Asked about his upcoming schedule, Kenseth said, “I’m running a good chunk right in a row, then it’s sporadic after that.”

Kansas will mark Kenseth’s first Cup race since finishing eighth in last year’s season finale at Homestead-Miami Speedway. He joked “what rust?” when asked how he is preparing after missing the first 11 races of 2018, adding he hadn’t spent any time in a driving simulator for this weekend.

“I haven’t done anything,” he said. “I was thinking about doing the Xfinity test Monday (at Charlotte), but everything is just so different other than driving anyway.

“I’m not super worried about that. I guess things you probably worry about is being in a different (team) than I’ve been the last five years. Just everything fitting right, feeling the same. That type of thing. I’m used to having the same brake system, steering, same guy doing my interiors. All that stuff is probably what I worry about more than ‘rust.’ That’s a few laps, and it feels normal.”

But it probably is the longest stretch between races in more than 20 years for Kenseth since the 46-year-old was running Late Models in Wisconsin in the mid-1990s.

Kenseth, who drove at Roush from 1998-2012 before spending the past five seasons at Joe Gibbs Racing, also attended his first debrief with the team Tuesday.

“I’ve been reading a lot of notes and looking at a lot of stuff, so I’m somewhat up to speed,” he said. “As much as I can be without driving yet.”

A display of the car Matt Kenseth will drive at Kansas Speedway was in the Roush Fenway Racing museum Tuesday.

He said he wouldn’t be arriving with any setup or technical ideas from his last stop.

“I don’t have any of that stuff, and I wouldn’t bring it any way,” he said. “It’s not really the way I do things. Until you get in the car and get going and get a feel for everybody, I have no clue where we’re at until we get on the track and get going from there. So I don’t have a lot of ideas until we really get going and get through Friday.”

Kenseth also will be learning a new team this weekend. He said he worked an Xfinity race with crew chief Matt Puccia “many moons ago” but knows him well as a longtime Roush employee.

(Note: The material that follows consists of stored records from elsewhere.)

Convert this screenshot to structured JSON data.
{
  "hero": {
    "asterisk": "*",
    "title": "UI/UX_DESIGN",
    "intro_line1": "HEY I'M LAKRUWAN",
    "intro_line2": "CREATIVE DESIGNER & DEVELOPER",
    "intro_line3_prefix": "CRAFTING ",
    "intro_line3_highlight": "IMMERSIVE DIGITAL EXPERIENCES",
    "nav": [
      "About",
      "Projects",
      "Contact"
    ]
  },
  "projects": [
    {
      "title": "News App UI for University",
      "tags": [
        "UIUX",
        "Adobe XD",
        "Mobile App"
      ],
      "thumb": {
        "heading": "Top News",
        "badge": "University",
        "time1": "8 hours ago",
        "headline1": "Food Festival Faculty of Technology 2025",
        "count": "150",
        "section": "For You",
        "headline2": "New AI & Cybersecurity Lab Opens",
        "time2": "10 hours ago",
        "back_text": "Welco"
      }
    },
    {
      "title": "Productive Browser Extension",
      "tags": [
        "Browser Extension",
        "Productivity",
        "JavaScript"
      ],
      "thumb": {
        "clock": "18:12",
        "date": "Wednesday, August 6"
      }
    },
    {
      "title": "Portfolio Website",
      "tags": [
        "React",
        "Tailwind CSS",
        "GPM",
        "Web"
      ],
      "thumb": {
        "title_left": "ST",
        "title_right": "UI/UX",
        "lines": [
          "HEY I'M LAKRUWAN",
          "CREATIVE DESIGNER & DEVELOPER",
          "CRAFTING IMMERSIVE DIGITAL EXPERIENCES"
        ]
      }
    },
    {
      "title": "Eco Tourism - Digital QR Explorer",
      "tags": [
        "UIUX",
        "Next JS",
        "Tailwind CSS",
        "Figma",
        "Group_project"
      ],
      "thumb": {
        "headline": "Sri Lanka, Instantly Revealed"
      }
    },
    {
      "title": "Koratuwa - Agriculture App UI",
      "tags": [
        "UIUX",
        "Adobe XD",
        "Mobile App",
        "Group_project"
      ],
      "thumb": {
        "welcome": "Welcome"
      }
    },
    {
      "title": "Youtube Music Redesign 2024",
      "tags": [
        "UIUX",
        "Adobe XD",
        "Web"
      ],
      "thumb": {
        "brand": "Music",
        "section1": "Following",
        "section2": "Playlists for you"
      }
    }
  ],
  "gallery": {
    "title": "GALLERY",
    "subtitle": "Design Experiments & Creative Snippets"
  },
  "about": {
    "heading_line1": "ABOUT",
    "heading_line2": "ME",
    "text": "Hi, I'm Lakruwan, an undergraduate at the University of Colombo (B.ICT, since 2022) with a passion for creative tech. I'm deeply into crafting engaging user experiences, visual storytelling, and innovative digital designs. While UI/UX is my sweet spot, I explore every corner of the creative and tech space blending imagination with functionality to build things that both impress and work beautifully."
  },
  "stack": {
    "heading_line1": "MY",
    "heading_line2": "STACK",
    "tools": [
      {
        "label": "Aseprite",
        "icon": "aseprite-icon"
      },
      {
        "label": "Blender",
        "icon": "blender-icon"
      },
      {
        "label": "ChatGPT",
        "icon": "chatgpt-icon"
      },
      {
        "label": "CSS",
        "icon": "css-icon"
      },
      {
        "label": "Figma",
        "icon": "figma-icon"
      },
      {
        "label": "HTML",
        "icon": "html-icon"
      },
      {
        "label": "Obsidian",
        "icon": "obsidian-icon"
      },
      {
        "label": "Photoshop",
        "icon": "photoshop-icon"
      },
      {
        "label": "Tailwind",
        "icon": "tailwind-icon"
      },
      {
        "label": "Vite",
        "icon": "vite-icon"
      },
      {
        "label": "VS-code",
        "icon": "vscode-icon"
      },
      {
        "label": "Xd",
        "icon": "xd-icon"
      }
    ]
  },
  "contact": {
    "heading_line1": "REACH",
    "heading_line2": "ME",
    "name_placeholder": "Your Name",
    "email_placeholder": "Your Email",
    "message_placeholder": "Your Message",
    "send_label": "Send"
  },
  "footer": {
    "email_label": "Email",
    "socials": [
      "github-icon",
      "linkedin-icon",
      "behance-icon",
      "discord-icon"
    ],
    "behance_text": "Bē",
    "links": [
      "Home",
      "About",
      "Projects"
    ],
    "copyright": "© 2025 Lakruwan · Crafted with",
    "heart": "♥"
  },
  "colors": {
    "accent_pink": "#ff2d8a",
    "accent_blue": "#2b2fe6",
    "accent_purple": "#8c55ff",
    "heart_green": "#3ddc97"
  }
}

“I think the goals are the same as everywhere,” he said. “You want to win, you want to make everything better. I think Ricky is showing a lot of speed this year at a lot of different places. He doesn’t have all of them translated into finishes, but he’s been pretty fast at a lot of places. His team has been really good. Feels like they’re definitely on an upswing. It’s hard to evaluate a lot of that until I get really more ingrained in the system, and that’s hard to do until you get racing a few weeks.”

Though he won at Phoenix Raceway last season in his penultimate start of 2017, the expectations at Kansas will be modest for Kenseth, who joked he will “go around in circles as fast as you can. Some things never change.

“I can’t say I have a particular (finish) in mind,” he said. “Obviously I want to go there and learn as much as I can and be productive and not look stupid when you get back in the car the first time. You want the weekend to go smooth, and you want everything to go right. Especially Friday. Anything can happen on race day. I have a little bit anxiety about Friday just not being in the car and making sure everything is going to fit right, the dash is right, working with the spotter.

“All those things give you a little bit of anxious moments until you get through Friday. So I’m looking forward to getting through practice and getting qualified and getting ready to race from there.”

His record at Kansas – two wins and 13 top 10s in 24 starts on the 1.5-mile oval – also offers some confidence.

“I’d like to go there and start off strong and run strong, but it’s hard to know what to expect until you get in the car and actually drive it,” he said. “It’s impossible to even predict if we’re going to be 25th or fifth. I don’t have any idea until I get in the car and get to working on it and go from there and see where our speed is.”